The workers here usually make high-quality leather products: desk sets for Italian MPs, bags, blotters, pen-holders. It is a small, family-run firm, with only a dozen or so employees. They are all in comfortable gym gear – shorts, a bandana, trainers – and focused intently on peeling, cutting, pasting, pressing. It looks horrendous to me, but the workers are all highly skilled, with at least 10 years’ experience in the industry.
Once the tabs and ribbons are added the books are stacked on a miniature conveyor belt and transported to the other side of the room, where a woman wraps them in paper and packs them in a cardboard box. Finally, another worker seals the box inside a shrink-wrapped plastic film. Then, it’s done: the shrink-wrapped, cardboard-boxed, paper-wrapped missal is ready for the journey to Britain.
Later that afternoon Pierpaolo and I are, also, on our way home. At the airport I mention that he will soon see the product of his efforts at every parish. He looks a bit weary. “I hope I’ll be able to get over that quickly,” he says. “I just want to go to Mass without worrying about a priest turning a page. For a long while I’ve gone in to genuflect and then [straight away] looked at the missal to see what shape it’s in. You get obsessed. You forget you are there to just take part in the Mass.”

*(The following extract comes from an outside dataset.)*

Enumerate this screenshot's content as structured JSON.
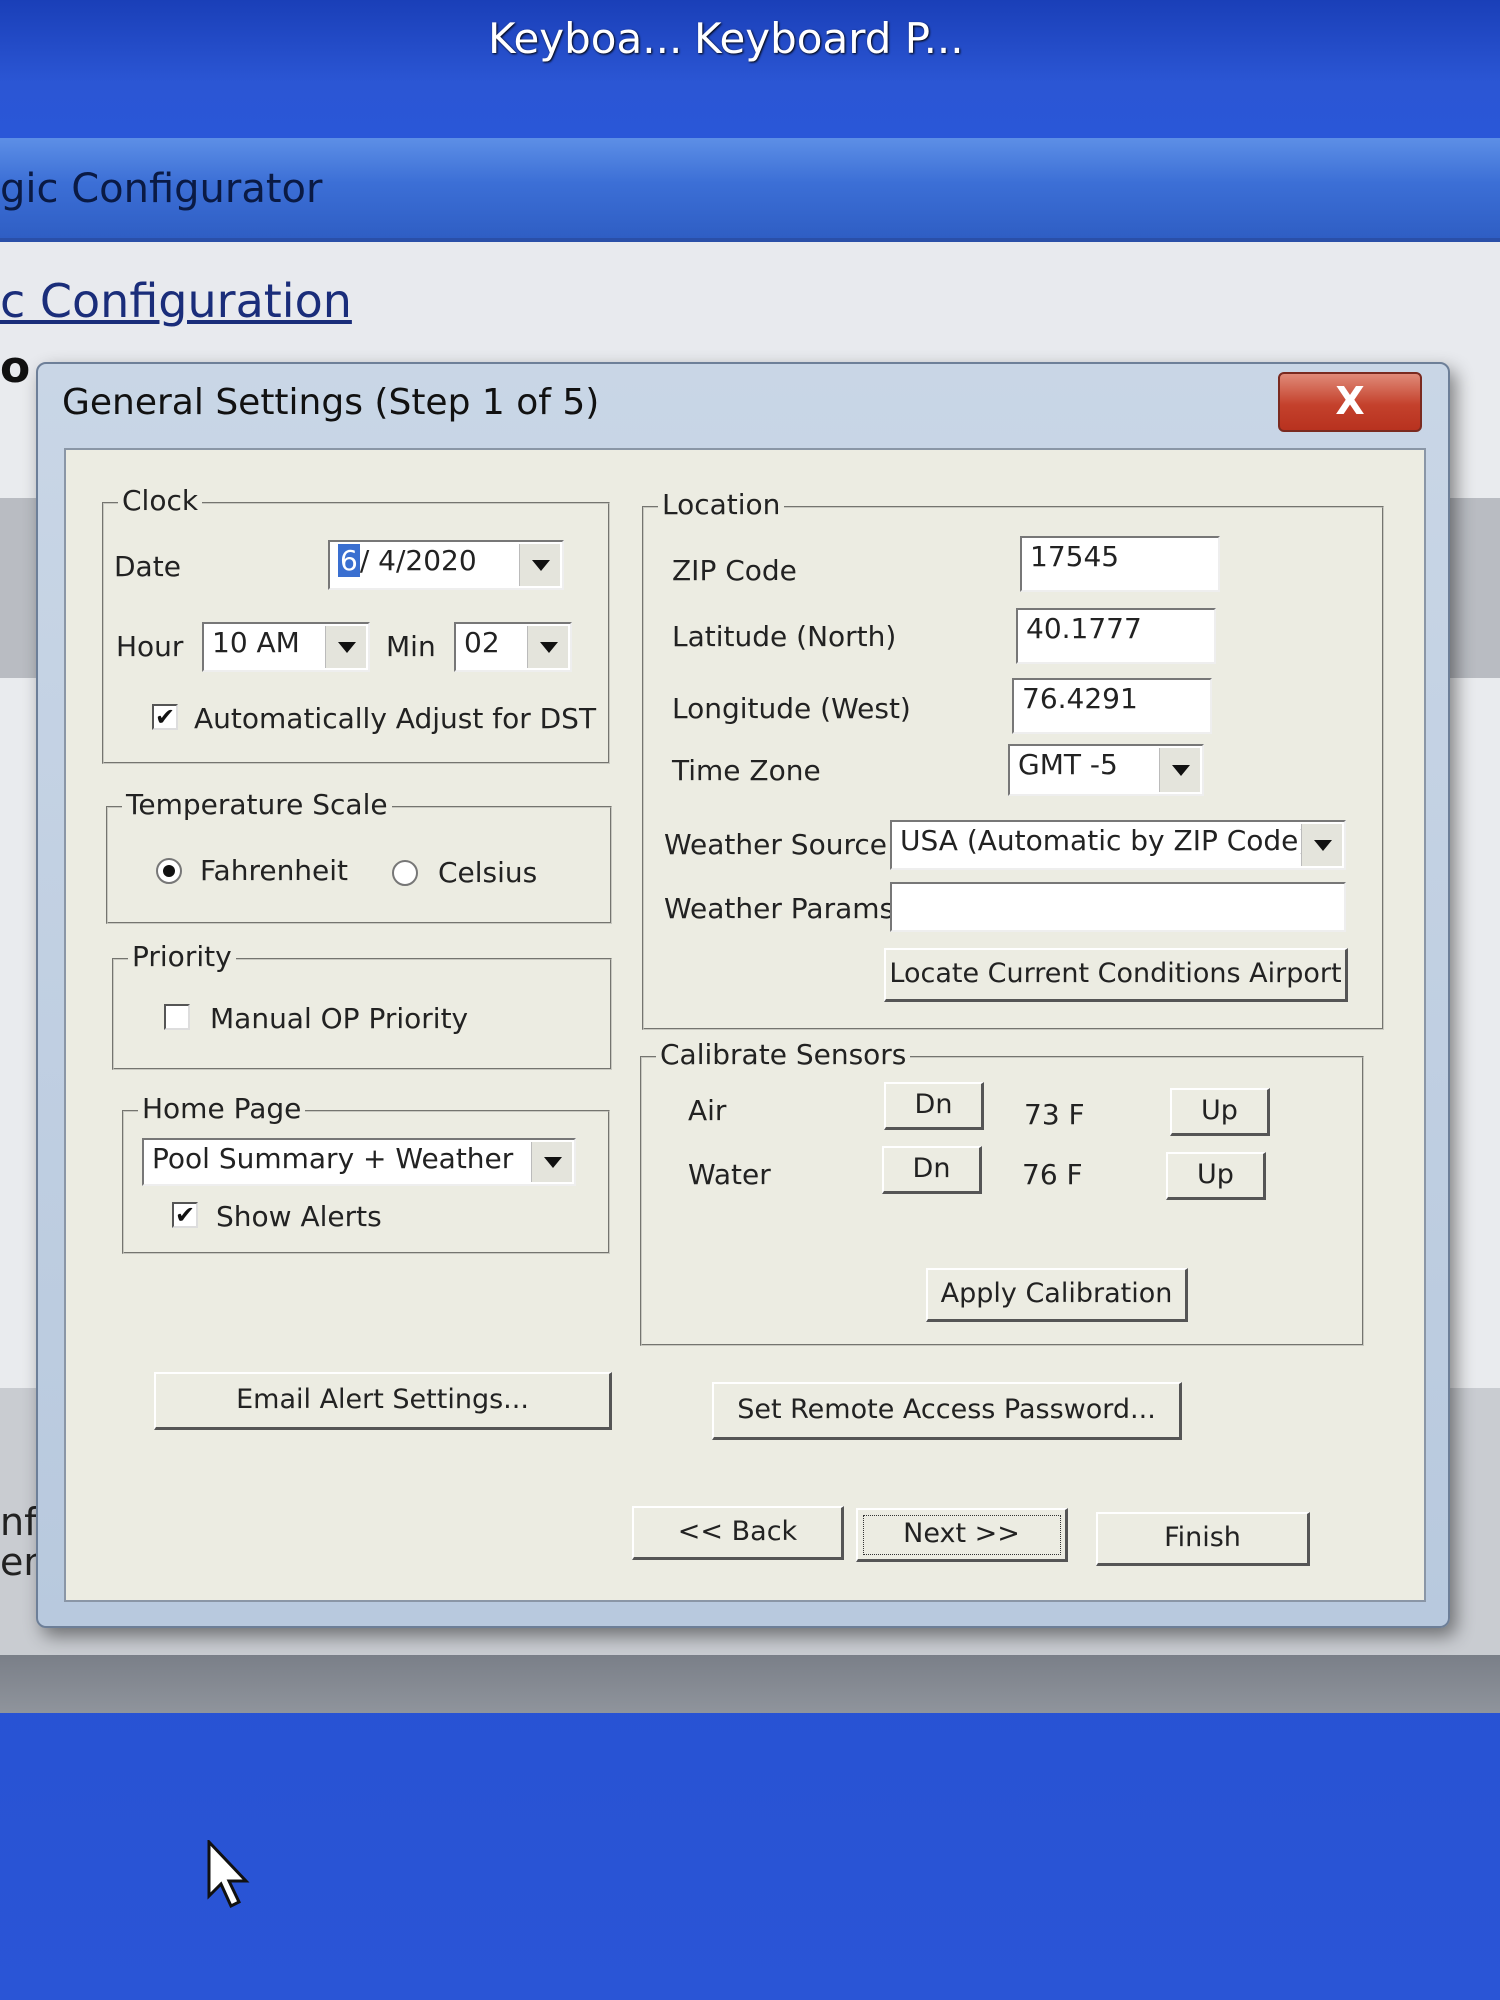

The design of the missal has at times been quite personal. Pierpaolo talks about how the cover did not look quite right until the letters “IC XC NI KA” were added around the cross. These were the letters, he explains, on a crucifix given to him and his wife on their honeymoon. The Greek shopkeeper who gave it to them said it was for their first child.
Pierpaolo says it will be hard, after this job, to work on more “run of the mill” stuff. He says that “DIY books are not going to do it any more”.
Just before we go to our gate, he says: “In the end, you hope you’ve been a small part of something that’s going to renew the Church and bring people to Christ. That’s the most important thing. It’s nice to produce a book and everything, but to think it’s going to bring someone to God, or to find the love of God in their own life… that’s the icing on the cake.”